I am not aware if Caldwell-Stone was aware of my comments when she made hers. But she ignores the key issue—values and morality have little to do with legally protecting children from inappropriate material. I talked about the law, she talked about morality. If she did this intentionally, then it is an excellent example of how to turn the media to print the story you want people to hear, not the actual story.
Regarding so-called "Banned Books Week," [BBW] since no books have been banned in the USA in about half a century, it is no wonder the appellation "National Hogwash Week" is fitting. As Caldwell-Stone said in the AFP article, "challenges and banning are still taking place in this country on a regular basis." That is flat out false, unless you use the ALA's self-serving definition of banning that comprises legal means to keep children from inappropriate material.

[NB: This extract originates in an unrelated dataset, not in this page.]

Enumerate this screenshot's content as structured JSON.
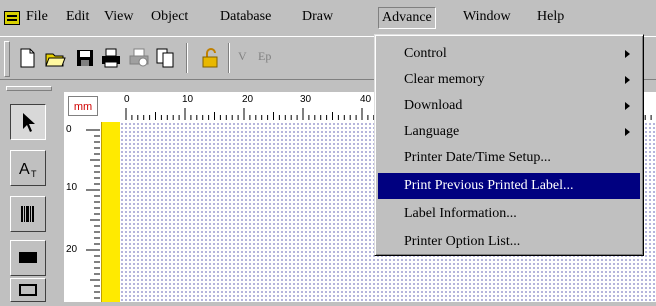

The ALA is not used to being challenged on BBW, as I have done in the AFP article that has been republished worldwide in various languages. If any media source wishes another point of view from the author of what the AFP calls the "clearing house for information about challenging books," please contact me at any time. Internet filters are also my concern. Be aware that FoxNews had me scheduled to appear opposite an ALA representative regarding BBW, but the ALA dropped out when it learned I was to be the balance. If that happens again, I will be happy to speak anyway. There is no shortage of material, like the time when the ALA implied racism was the reason parents opposed a school book including bestiality. Hot dawg!
Let me add that the reporter has written an excellent article that is fair and balanced. As one award-winning children's book author told me, it is a "pretty shape up of the issues involved." That may be why the ALA is not sending out its usual notice of such articles; as the ALA directs, "If they don’t know about the bad news, you probably don’t want to tell them about it."
Merci beaucoup, Sara Hussein and AFP.